* _The input_:
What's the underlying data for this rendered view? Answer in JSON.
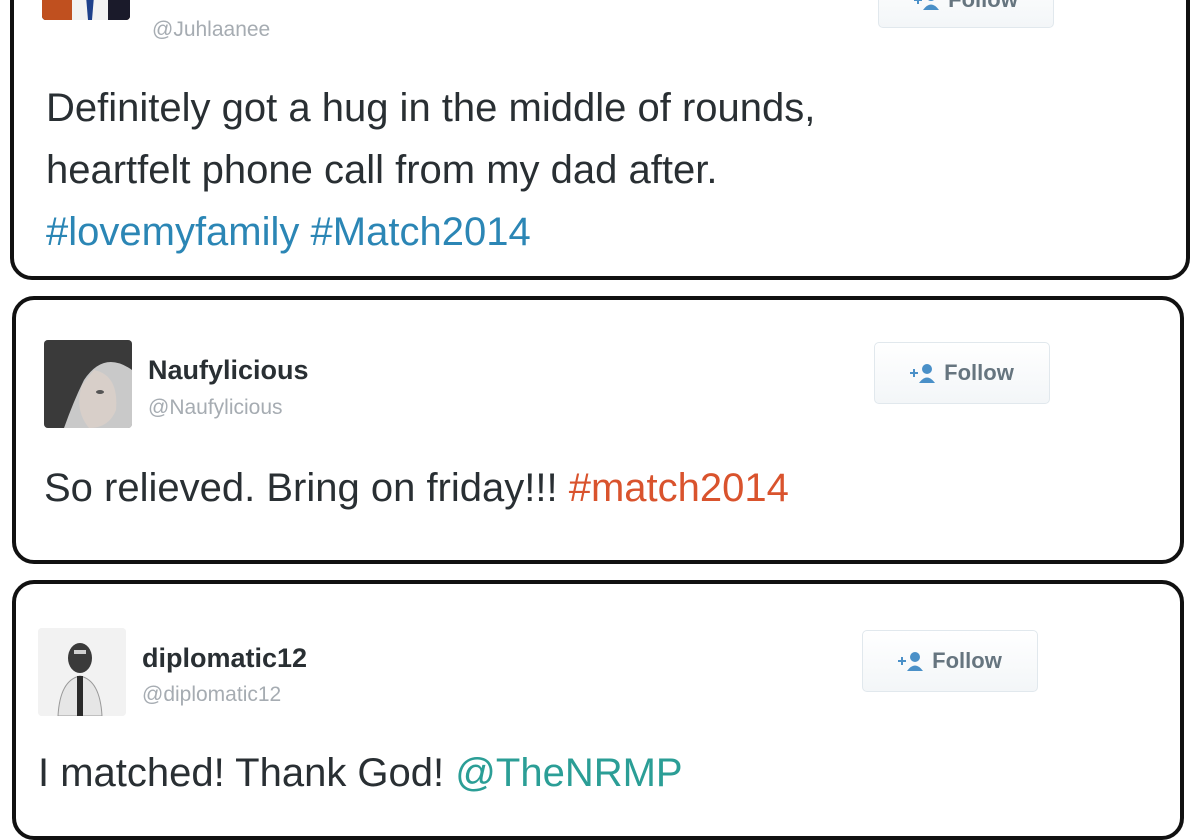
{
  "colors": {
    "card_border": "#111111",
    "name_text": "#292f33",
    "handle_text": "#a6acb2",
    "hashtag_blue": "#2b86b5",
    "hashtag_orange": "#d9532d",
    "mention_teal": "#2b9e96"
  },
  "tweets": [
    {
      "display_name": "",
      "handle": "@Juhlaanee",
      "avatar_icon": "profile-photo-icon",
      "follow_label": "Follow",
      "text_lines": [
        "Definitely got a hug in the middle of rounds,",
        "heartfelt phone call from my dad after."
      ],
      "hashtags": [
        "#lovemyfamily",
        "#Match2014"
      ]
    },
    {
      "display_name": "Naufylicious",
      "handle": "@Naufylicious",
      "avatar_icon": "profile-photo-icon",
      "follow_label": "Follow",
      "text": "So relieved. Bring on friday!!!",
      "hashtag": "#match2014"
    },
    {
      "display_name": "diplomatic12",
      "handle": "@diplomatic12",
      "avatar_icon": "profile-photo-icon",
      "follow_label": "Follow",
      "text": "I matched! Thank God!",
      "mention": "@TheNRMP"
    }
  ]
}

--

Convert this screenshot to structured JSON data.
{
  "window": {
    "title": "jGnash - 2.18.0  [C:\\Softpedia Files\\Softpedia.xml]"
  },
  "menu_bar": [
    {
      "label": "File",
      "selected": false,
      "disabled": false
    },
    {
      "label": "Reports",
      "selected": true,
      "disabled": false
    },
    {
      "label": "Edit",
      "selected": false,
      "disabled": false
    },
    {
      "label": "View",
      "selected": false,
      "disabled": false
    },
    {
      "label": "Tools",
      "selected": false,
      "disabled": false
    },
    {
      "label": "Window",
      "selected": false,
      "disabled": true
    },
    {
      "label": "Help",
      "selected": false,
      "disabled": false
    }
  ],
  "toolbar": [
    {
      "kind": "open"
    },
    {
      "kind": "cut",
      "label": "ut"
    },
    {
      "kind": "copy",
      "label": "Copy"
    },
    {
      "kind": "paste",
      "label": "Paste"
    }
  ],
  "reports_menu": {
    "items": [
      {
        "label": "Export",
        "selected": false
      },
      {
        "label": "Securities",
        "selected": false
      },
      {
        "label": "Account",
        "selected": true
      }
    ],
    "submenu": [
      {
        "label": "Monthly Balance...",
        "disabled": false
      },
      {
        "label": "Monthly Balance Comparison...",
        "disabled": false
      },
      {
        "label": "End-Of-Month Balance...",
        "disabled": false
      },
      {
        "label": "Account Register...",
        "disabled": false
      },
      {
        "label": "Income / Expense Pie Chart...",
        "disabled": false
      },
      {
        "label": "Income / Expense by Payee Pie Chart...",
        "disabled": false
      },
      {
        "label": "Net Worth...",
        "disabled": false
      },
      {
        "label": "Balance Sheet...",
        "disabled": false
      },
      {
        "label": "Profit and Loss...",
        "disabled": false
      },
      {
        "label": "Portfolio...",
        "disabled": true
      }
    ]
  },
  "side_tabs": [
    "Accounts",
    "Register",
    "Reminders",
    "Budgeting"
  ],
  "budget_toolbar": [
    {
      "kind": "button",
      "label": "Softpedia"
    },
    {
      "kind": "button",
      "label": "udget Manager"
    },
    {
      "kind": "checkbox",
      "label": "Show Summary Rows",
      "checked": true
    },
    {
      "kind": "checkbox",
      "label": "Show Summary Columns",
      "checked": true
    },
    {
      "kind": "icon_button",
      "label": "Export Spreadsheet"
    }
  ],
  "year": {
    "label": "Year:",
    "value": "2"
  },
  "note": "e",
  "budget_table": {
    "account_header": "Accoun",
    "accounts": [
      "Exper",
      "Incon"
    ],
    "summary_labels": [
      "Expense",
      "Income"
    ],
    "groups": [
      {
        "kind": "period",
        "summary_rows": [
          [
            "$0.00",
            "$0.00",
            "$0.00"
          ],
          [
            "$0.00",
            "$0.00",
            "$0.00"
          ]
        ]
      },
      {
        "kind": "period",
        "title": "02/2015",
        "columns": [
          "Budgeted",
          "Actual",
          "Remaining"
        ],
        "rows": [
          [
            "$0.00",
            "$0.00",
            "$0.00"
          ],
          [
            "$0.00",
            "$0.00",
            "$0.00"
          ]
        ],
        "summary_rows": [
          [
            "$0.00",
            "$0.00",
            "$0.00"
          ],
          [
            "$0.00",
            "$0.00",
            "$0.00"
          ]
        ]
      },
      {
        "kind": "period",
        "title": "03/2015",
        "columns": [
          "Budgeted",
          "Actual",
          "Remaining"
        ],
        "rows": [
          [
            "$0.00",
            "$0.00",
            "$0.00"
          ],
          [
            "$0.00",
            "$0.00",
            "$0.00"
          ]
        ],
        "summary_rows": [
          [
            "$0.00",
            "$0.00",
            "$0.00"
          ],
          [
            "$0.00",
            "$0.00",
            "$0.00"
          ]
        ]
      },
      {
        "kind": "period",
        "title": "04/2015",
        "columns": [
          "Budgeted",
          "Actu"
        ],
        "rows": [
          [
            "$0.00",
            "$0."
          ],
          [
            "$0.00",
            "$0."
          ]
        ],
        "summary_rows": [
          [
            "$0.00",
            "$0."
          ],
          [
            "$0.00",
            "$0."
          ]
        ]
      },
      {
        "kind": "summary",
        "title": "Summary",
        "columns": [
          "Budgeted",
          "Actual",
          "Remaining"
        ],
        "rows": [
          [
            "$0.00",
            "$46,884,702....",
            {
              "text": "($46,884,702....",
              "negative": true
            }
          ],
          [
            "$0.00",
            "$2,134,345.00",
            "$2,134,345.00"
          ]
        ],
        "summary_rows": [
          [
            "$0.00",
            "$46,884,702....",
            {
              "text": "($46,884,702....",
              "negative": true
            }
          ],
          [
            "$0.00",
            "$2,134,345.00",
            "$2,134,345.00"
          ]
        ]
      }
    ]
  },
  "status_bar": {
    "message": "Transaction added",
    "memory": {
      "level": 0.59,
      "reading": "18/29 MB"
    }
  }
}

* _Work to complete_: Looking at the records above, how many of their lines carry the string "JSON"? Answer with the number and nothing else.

* _Task result_: 2